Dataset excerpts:
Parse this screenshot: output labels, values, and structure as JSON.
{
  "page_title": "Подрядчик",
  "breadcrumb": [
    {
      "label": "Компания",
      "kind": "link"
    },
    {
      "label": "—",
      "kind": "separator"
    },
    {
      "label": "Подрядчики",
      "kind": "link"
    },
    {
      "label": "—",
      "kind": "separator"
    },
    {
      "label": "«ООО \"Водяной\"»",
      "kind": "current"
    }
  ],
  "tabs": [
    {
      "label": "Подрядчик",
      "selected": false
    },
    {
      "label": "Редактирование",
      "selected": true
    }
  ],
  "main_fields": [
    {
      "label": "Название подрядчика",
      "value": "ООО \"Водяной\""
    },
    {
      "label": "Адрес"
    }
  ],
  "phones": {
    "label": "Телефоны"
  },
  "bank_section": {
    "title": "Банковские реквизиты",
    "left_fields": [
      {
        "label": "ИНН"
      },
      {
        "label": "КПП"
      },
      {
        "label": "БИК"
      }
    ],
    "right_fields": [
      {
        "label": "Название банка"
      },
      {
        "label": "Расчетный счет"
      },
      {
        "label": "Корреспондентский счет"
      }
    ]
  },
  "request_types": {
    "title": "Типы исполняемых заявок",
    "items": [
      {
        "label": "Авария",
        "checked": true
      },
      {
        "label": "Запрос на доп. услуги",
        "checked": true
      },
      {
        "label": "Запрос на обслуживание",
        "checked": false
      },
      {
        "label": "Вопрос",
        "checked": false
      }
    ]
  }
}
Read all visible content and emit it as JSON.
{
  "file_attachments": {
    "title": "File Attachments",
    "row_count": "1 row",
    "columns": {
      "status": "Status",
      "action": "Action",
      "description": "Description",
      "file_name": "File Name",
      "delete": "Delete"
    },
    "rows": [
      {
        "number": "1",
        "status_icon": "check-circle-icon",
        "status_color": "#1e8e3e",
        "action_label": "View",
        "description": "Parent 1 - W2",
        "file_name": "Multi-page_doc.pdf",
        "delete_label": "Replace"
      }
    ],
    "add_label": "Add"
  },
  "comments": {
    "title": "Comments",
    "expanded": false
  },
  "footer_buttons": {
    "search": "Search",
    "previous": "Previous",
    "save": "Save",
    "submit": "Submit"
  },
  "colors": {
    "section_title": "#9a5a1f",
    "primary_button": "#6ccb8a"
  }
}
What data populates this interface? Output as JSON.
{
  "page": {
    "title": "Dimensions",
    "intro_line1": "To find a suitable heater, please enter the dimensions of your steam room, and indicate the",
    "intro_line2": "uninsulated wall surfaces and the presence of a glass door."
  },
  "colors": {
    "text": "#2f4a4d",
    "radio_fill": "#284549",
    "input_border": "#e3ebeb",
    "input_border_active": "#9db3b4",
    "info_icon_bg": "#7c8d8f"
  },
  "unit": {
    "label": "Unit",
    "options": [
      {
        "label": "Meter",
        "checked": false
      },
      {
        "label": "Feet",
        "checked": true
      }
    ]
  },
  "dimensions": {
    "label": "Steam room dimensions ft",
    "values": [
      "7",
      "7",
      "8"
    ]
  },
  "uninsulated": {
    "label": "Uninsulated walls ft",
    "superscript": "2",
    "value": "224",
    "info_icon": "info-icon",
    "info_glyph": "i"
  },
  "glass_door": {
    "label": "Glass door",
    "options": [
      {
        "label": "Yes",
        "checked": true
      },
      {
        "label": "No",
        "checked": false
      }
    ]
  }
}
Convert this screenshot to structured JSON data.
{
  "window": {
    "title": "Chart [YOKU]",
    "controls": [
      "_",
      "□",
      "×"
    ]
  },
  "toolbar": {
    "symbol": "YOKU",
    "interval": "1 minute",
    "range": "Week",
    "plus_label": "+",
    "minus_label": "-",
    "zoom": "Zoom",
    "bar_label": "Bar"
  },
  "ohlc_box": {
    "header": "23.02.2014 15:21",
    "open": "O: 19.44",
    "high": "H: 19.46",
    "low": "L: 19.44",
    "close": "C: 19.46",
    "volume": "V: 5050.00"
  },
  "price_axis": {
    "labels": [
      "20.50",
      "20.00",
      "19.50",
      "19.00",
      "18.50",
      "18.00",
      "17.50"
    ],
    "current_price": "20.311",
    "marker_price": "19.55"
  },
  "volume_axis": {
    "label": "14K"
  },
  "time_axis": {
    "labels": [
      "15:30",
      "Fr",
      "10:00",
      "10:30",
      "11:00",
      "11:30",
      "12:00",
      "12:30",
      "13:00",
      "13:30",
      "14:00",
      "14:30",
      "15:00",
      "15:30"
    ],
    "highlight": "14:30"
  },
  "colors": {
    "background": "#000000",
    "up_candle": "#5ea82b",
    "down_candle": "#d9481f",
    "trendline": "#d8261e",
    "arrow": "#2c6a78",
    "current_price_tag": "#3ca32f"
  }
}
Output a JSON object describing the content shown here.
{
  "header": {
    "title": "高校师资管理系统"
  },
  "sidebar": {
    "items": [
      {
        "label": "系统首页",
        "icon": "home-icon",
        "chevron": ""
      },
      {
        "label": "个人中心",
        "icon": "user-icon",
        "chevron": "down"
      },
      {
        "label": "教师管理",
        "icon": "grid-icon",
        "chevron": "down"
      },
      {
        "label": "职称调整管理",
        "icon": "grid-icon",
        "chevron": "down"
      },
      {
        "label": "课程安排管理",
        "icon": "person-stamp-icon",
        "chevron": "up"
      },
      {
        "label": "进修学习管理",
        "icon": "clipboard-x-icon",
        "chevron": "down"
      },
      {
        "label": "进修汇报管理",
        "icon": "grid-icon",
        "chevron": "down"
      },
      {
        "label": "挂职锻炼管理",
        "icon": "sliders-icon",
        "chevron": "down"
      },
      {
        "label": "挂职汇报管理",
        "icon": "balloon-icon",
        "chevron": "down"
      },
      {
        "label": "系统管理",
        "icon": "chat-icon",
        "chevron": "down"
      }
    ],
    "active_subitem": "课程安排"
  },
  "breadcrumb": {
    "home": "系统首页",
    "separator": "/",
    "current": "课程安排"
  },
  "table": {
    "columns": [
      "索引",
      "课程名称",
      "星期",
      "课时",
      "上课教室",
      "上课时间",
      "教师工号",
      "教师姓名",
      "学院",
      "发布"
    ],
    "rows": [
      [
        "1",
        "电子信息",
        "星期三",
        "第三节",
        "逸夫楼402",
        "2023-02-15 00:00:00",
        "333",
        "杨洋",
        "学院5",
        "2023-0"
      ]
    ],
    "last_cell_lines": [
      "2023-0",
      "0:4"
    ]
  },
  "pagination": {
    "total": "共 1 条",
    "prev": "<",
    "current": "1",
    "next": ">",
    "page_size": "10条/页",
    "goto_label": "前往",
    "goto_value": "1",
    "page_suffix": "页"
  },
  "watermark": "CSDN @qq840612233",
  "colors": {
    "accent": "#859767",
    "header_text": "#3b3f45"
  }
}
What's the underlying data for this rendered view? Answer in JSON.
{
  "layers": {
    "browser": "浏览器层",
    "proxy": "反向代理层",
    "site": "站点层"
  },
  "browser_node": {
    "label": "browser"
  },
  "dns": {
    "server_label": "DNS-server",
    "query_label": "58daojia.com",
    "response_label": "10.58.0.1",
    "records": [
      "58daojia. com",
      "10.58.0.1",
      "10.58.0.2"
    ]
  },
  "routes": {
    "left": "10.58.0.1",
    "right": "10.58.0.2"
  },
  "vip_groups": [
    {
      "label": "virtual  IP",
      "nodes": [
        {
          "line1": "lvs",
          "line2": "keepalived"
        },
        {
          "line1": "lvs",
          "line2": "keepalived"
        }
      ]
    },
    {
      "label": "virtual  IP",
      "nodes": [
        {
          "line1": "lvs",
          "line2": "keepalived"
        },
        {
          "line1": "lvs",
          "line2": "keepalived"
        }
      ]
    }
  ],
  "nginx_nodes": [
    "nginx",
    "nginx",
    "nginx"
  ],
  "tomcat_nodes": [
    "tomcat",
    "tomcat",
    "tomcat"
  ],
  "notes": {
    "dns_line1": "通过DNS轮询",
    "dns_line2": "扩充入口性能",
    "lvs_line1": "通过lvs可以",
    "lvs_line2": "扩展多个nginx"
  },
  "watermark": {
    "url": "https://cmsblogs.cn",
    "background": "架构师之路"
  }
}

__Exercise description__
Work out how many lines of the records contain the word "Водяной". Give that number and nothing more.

__Answer for this exercise__
2